Reviews & Previews
Time TravelJames GleickPantheon, $26.95
It’s kind of daring to write a science book about something that — you must remind your readers — doesn’t exist. That’s James Gleick’s task in Time Travel, an engaging and entertaining look at science that will always remain fiction.
It’s lucidly written, a breeze to read and erudite in assessing a vast range of literary and popular...
Reviews & Previews
Furry LogicMatin Durrani and Liz KalaugherBloomsbury, $27
Warning: Furry Logic is not, as the title might suggest, a detailed exploration of mammals’ reasoning skills. Instead, it’s a fun, informative chronicle of how myriad animals take advantage of the laws of physics.
Science writers Matin Durrani and Liz Kalaugher cite a trove of recent (and often surprising) research...
Tricking some bug into drowning takes finesse, especially for a hungry meat eater with no brain, eyes or moving parts. Yet California pitcher plants are very good at it.
Growing where deposits of the mineral serpentine would kill most other plants, Darlingtonia californica survives in low-nutrient soil by being “very meat dependent,” says David Armitage of the University of Notre Dame in...
Tenth moon of Saturn
The first natural satellite in the solar system to be discovered since artificial satellites were launched has been found circling Saturn. Dr. Audouin Dollfus of the Observatory of Physical Astronomy at Meudon, France, spotted Saturn’s tenth satellite on three photographs taken in mid-December when the planet’s rings were seen edge-on from earth. — Science News...

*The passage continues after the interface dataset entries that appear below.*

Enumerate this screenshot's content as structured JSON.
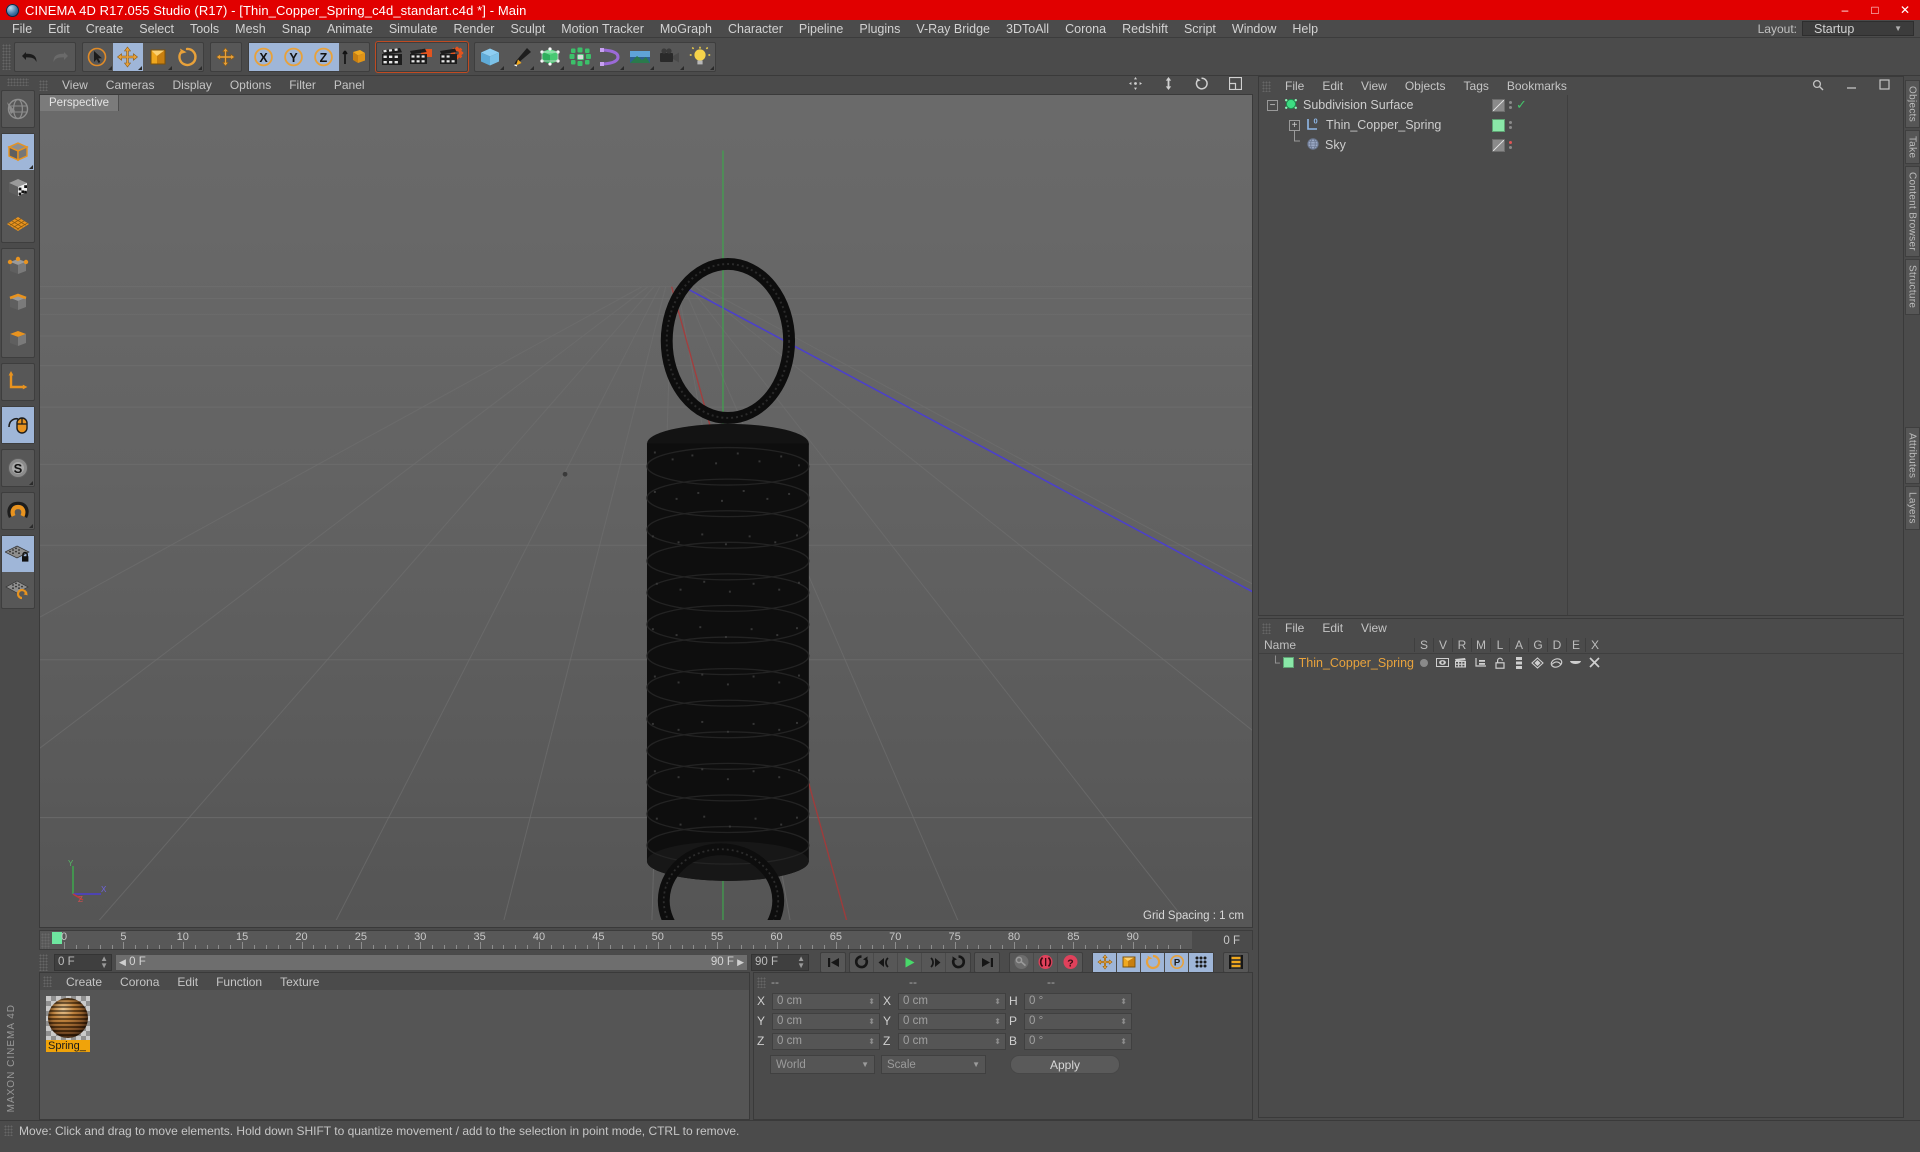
{
  "titlebar": {
    "title": "CINEMA 4D R17.055 Studio (R17) - [Thin_Copper_Spring_c4d_standart.c4d *] - Main",
    "minimize": "–",
    "maximize": "□",
    "close": "✕",
    "accent_color": "#e10000"
  },
  "menubar": {
    "items": [
      "File",
      "Edit",
      "Create",
      "Select",
      "Tools",
      "Mesh",
      "Snap",
      "Animate",
      "Simulate",
      "Render",
      "Sculpt",
      "Motion Tracker",
      "MoGraph",
      "Character",
      "Pipeline",
      "Plugins",
      "V-Ray Bridge",
      "3DToAll",
      "Corona",
      "Redshift",
      "Script",
      "Window",
      "Help"
    ],
    "layout_label": "Layout:",
    "layout_value": "Startup"
  },
  "toolbar": {
    "groups": [
      {
        "name": "undo-redo",
        "buttons": [
          {
            "name": "undo-button",
            "icon": "undo-icon",
            "selected": false
          },
          {
            "name": "redo-button",
            "icon": "redo-icon",
            "selected": false
          }
        ]
      },
      {
        "name": "transform-tools",
        "buttons": [
          {
            "name": "live-selection-button",
            "icon": "cursor-select-icon",
            "selected": false
          },
          {
            "name": "move-button",
            "icon": "move-icon",
            "selected": true
          },
          {
            "name": "scale-button",
            "icon": "scale-icon",
            "selected": false
          },
          {
            "name": "rotate-button",
            "icon": "rotate-icon",
            "selected": false
          }
        ]
      },
      {
        "name": "world-axis",
        "buttons": [
          {
            "name": "world-coordinate-button",
            "icon": "move-icon",
            "selected": false
          }
        ]
      },
      {
        "name": "axis-locks",
        "buttons": [
          {
            "name": "x-axis-button",
            "icon": "x-axis-icon",
            "selected": true
          },
          {
            "name": "y-axis-button",
            "icon": "y-axis-icon",
            "selected": true
          },
          {
            "name": "z-axis-button",
            "icon": "z-axis-icon",
            "selected": true
          },
          {
            "name": "object-world-button",
            "icon": "object-axis-icon",
            "selected": false
          }
        ]
      },
      {
        "name": "render-tools",
        "buttons": [
          {
            "name": "render-view-button",
            "icon": "clapperboard-icon",
            "selected": false
          },
          {
            "name": "render-to-picture-viewer-button",
            "icon": "clapperboard-picture-icon",
            "selected": false
          },
          {
            "name": "render-settings-button",
            "icon": "clapperboard-gear-icon",
            "selected": false
          }
        ]
      },
      {
        "name": "creation-tools",
        "buttons": [
          {
            "name": "add-cube-button",
            "icon": "cube-icon",
            "selected": false
          },
          {
            "name": "add-spline-button",
            "icon": "pen-icon",
            "selected": false
          },
          {
            "name": "add-nurbs-button",
            "icon": "nurbs-icon",
            "selected": false
          },
          {
            "name": "add-array-button",
            "icon": "array-icon",
            "selected": false
          },
          {
            "name": "add-deformer-button",
            "icon": "deformer-icon",
            "selected": false
          },
          {
            "name": "add-environment-button",
            "icon": "environment-icon",
            "selected": false
          },
          {
            "name": "add-camera-button",
            "icon": "camera-icon",
            "selected": false
          },
          {
            "name": "add-light-button",
            "icon": "light-bulb-icon",
            "selected": false
          }
        ]
      }
    ]
  },
  "leftbar": {
    "buttons": [
      {
        "name": "undo-view-button",
        "icon": "globe-icon",
        "selected": false
      },
      {
        "name": "model-mode-button",
        "icon": "model-cube-icon",
        "selected": true
      },
      {
        "name": "texture-mode-button",
        "icon": "texture-cube-icon",
        "selected": false
      },
      {
        "name": "workplane-mode-button",
        "icon": "workplane-grid-icon",
        "selected": false
      },
      {
        "name": "points-mode-button",
        "icon": "points-cube-icon",
        "selected": false
      },
      {
        "name": "edges-mode-button",
        "icon": "edges-cube-icon",
        "selected": false
      },
      {
        "name": "polygons-mode-button",
        "icon": "polygons-cube-icon",
        "selected": false
      },
      {
        "name": "axis-modification-button",
        "icon": "axis-arrows-icon",
        "selected": false
      },
      {
        "name": "enable-tweak-button",
        "icon": "mouse-icon",
        "selected": true
      },
      {
        "name": "soft-selection-button",
        "icon": "soft-selection-s-icon",
        "selected": false
      },
      {
        "name": "snap-magnet-button",
        "icon": "magnet-icon",
        "selected": false
      },
      {
        "name": "lock-workplane-button",
        "icon": "workplane-lock-icon",
        "selected": true
      },
      {
        "name": "workplane-rotate-button",
        "icon": "workplane-rotate-icon",
        "selected": false
      }
    ],
    "branding_line1": "MAXON",
    "branding_line2": "CINEMA 4D"
  },
  "viewport": {
    "menu": [
      "View",
      "Cameras",
      "Display",
      "Options",
      "Filter",
      "Panel"
    ],
    "tab_label": "Perspective",
    "grid_spacing": "Grid Spacing : 1 cm",
    "axis_labels": {
      "y": "Y",
      "x": "X",
      "z": "Z"
    },
    "object_description": "Thin copper spring coil — black dense-mesh helical spring with top and bottom loops"
  },
  "timeline": {
    "ticks": [
      {
        "label": "0",
        "pos": 0
      },
      {
        "label": "5",
        "pos": 5
      },
      {
        "label": "10",
        "pos": 10
      },
      {
        "label": "15",
        "pos": 15
      },
      {
        "label": "20",
        "pos": 20
      },
      {
        "label": "25",
        "pos": 25
      },
      {
        "label": "30",
        "pos": 30
      },
      {
        "label": "35",
        "pos": 35
      },
      {
        "label": "40",
        "pos": 40
      },
      {
        "label": "45",
        "pos": 45
      },
      {
        "label": "50",
        "pos": 50
      },
      {
        "label": "55",
        "pos": 55
      },
      {
        "label": "60",
        "pos": 60
      },
      {
        "label": "65",
        "pos": 65
      },
      {
        "label": "70",
        "pos": 70
      },
      {
        "label": "75",
        "pos": 75
      },
      {
        "label": "80",
        "pos": 80
      },
      {
        "label": "85",
        "pos": 85
      },
      {
        "label": "90",
        "pos": 90
      }
    ],
    "current_frame_right": "0 F",
    "current_frame": "0 F",
    "range_start": "0 F",
    "range_end": "90 F",
    "max_frame": "90 F",
    "playback_buttons": [
      {
        "name": "go-to-start-button",
        "icon": "skip-start-icon",
        "selected": false
      },
      {
        "name": "play-reverse-button",
        "icon": "rewind-loop-icon",
        "selected": false
      },
      {
        "name": "previous-key-button",
        "icon": "prev-key-icon",
        "selected": false
      },
      {
        "name": "play-button",
        "icon": "play-icon",
        "selected": false
      },
      {
        "name": "next-key-button",
        "icon": "next-key-icon",
        "selected": false
      },
      {
        "name": "play-forward-loop-button",
        "icon": "forward-loop-icon",
        "selected": false
      },
      {
        "name": "go-to-end-button",
        "icon": "skip-end-icon",
        "selected": false
      },
      {
        "name": "record-active-objects-button",
        "icon": "key-icon",
        "selected": false
      },
      {
        "name": "autokeying-button",
        "icon": "record-circle-icon",
        "selected": false
      },
      {
        "name": "keyframe-selection-button",
        "icon": "question-circle-icon",
        "selected": false
      },
      {
        "name": "record-position-button",
        "icon": "move-icon",
        "selected": true
      },
      {
        "name": "record-scale-button",
        "icon": "scale-icon",
        "selected": true
      },
      {
        "name": "record-rotation-button",
        "icon": "rotate-icon",
        "selected": true
      },
      {
        "name": "record-parameter-button",
        "icon": "parameter-p-icon",
        "selected": true
      },
      {
        "name": "record-pla-button",
        "icon": "point-level-animation-icon",
        "selected": true
      },
      {
        "name": "timeline-button",
        "icon": "film-strip-icon",
        "selected": false
      }
    ]
  },
  "material_manager": {
    "menu": [
      "Create",
      "Corona",
      "Edit",
      "Function",
      "Texture"
    ],
    "materials": [
      {
        "name": "Spring_",
        "label": "Spring_",
        "selected": true
      }
    ]
  },
  "coordinates": {
    "headers": [
      "--",
      "--",
      "--"
    ],
    "rows": [
      {
        "label1": "X",
        "value1": "0 cm",
        "label2": "X",
        "value2": "0 cm",
        "label3": "H",
        "value3": "0 °"
      },
      {
        "label1": "Y",
        "value1": "0 cm",
        "label2": "Y",
        "value2": "0 cm",
        "label3": "P",
        "value3": "0 °"
      },
      {
        "label1": "Z",
        "value1": "0 cm",
        "label2": "Z",
        "value2": "0 cm",
        "label3": "B",
        "value3": "0 °"
      }
    ],
    "coordinate_system": "World",
    "mode": "Scale",
    "apply_label": "Apply"
  },
  "object_manager": {
    "menu": [
      "File",
      "Edit",
      "View",
      "Objects",
      "Tags",
      "Bookmarks"
    ],
    "objects": [
      {
        "name": "Subdivision Surface",
        "depth": 0,
        "expander": "−",
        "icon": "subdivision-surface-icon",
        "highlight": false,
        "tag1": "diag",
        "check": true,
        "dot": false
      },
      {
        "name": "Thin_Copper_Spring",
        "depth": 1,
        "expander": "+",
        "icon": "null-object-icon",
        "highlight": false,
        "tag1": "green",
        "check": false,
        "dot": false
      },
      {
        "name": "Sky",
        "depth": 1,
        "expander": "",
        "icon": "sky-icon",
        "highlight": false,
        "tag1": "diag",
        "check": false,
        "dot": true
      }
    ]
  },
  "layer_manager": {
    "menu": [
      "File",
      "Edit",
      "View"
    ],
    "columns": [
      "Name",
      "S",
      "V",
      "R",
      "M",
      "L",
      "A",
      "G",
      "D",
      "E",
      "X"
    ],
    "rows": [
      {
        "name": "Thin_Copper_Spring",
        "color": "#8ae8a8"
      }
    ]
  },
  "right_tabs": [
    "Objects",
    "Take",
    "Content Browser",
    "Structure"
  ],
  "far_right_tabs": [
    "Attributes",
    "Layers"
  ],
  "statusbar": {
    "message": "Move: Click and drag to move elements. Hold down SHIFT to quantize movement / add to the selection in point mode, CTRL to remove."
  }
}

What Were They Thinking?
New research is stirring the pot about an ancient Egyptian burial practice.
Many ancient peoples, including Egyptians, buried some of their dead in ceramic pots or urns. Researchers have long thought these pot burials, which often recycled containers used for domestic purposes, were a common, make-do burial for poor children.
But at least in ancient Egypt, the practice was not...